I follow quite a lot of UK natives on Twitter (*waves to most*) and I would be a terrible liar if I said I wasn't utterly jealous reading all the updates alluding to fireworks and bonfires and festivities. Yesterday was of course November 5th, Guy Fawkes night. I have some very fond memories of November 5th, usually involving the entire street gathering on our front lawn setting off fireworks, having a barbecue, roasting marshmallows and generally being more sociable than people were the rest of the year when everyone kept to themselves behind their high walls and snooty attitudes. Every year my school principal gave the same speech about how it was really not something we should be celebrating and the man was a terrorist and fireworks are dangerous and blah blah whatever. In Primary School it was pretty much the highlight of the year...well, just after Christmas, of course.
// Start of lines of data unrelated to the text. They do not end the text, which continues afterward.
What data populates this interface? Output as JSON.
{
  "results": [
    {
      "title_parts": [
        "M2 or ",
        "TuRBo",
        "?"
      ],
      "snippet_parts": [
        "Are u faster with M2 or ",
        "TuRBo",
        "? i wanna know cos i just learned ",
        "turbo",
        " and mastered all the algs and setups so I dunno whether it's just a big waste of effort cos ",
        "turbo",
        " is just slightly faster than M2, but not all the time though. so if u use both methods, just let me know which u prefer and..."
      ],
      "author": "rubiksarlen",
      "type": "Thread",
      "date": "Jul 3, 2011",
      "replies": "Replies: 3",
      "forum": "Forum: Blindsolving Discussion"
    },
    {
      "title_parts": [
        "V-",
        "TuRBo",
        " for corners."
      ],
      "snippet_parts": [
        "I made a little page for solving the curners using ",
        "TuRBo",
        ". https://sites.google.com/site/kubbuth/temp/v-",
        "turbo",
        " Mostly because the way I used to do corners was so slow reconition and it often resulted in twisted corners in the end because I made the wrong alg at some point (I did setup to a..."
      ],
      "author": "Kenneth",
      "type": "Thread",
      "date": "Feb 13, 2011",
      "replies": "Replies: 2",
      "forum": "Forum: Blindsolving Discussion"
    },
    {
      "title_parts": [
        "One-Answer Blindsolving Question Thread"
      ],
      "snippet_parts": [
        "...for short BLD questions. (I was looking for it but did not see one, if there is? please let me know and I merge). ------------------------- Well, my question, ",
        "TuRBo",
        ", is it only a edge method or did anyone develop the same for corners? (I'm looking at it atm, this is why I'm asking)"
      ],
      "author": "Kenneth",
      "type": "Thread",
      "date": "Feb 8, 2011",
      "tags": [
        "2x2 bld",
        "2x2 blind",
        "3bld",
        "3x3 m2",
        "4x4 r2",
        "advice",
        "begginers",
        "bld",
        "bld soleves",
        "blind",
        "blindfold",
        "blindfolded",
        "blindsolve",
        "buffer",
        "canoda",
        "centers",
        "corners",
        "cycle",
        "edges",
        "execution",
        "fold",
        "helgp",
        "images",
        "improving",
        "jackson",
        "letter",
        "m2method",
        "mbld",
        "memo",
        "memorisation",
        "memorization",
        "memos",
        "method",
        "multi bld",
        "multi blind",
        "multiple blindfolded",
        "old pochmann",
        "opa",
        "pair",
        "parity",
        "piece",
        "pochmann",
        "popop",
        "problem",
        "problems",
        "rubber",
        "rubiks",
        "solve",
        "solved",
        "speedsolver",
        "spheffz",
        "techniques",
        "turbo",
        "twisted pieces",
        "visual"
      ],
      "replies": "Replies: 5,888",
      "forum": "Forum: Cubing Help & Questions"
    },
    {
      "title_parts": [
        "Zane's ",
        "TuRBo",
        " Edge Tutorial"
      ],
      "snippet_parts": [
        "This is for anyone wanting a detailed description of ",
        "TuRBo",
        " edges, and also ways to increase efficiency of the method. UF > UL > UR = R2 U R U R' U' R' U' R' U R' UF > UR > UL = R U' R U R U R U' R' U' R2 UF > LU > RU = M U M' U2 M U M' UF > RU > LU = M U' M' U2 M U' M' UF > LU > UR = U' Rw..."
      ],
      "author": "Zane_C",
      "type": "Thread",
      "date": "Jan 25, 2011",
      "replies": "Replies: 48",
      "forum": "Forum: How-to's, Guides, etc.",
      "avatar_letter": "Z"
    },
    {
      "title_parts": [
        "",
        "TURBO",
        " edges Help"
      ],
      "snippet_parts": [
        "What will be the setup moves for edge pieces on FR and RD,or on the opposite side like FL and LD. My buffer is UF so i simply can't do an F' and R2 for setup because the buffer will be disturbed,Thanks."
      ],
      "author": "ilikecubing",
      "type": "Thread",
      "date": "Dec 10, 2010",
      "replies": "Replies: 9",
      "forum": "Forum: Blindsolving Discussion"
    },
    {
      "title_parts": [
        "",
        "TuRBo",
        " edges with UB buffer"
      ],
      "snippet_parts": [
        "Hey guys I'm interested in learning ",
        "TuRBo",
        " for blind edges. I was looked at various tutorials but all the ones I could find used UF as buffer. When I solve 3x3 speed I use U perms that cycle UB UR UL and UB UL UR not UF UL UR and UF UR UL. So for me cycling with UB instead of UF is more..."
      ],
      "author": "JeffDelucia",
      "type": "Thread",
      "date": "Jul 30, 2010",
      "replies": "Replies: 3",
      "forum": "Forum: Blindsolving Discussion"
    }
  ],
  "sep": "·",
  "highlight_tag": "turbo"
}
Last night as I was trying to manage the rest of the day's word count and so sat staring out at the pitch black night, I couldn't help but dwell on how much I missed celebrating it. It really was one of the defining aspects of my childhood. I don't understand why they don't even mention it here (really, the only time it's ever mentioned is in relation to V for Vendetta and even then hardly anyone acknowledges it on the day) since we are still technically a British colony. Yet in South Africa, with its long, torturous history with the motherland, we did celebrate it. Maybe it was just because they approved of Guy's sentiment. I don't know.
I think next year I'm going to properly celebrate all the holidays no one else really does any justice to. I can go all out for Halloween and do the house up, and then I can have a bonfire on the 5th...perhaps on the beach, so I avoid the risk of starting a ginormous bushfire that destroys half the city.
Anyway, you are hypothetically looking at someone who has handed in their Honours thesis four days before it's due and has therefore entrusted her fate entirely to UTS. As ill-advised as that may seem, I am completely free. I will probably get my results around the same time I receive a response from USYD about my Masters application. Good times.
My only other observation of the day was the sincere wish that the apprentice hairdresser would actually exert some pressure when washing the colour out. She's a lovely girl but the pseudo head massage is one of my favourite parts of getting my hair done and she is just not even trying. Her predecessor was a genius at it so in comparison I feel a little short-changed. Sigh. They've switched brands on my dye too, so it's more red than it was before. It's lovely but I'll have to see how it sticks before I deliver a final judgement.
Finally, though I have said it on many platforms already today, happy birthday Abs! Sam's serenading you at my, um, request *cough*
Now that I have sufficiently rambled, back to NaNoWriMo. Why did I decide to write in third-person? If someone can explain this to me, please do. I'm writing slower than I normally do and I think the p.o.v is the key reason for this. I find it a lot easier to write in first-person, especially since my creative piece (which I ended up naming From a balance beam just so by the by) was in first. In third, everything is constantly verging on going to hell - tense, perspective, everything. I know I am not supposed to worry about any of this stuff and I should just be writing and getting words on paper, but...ugh! It's hard. I've always edited as I went along, even knowing there would be re-drafting happening later on. The interesting bit is using a narrative voice that isn't a direct vechile for the character, so I haven't even tried to make it fit really. It's just there, slightly formal and omniscient, keeping everything together. I've also never attempted anything even vaguely in this genre, so it's...different.
But hey, that's what this is all about right, experimentation and practice.
Music: Lightspeed - Twin Atlantic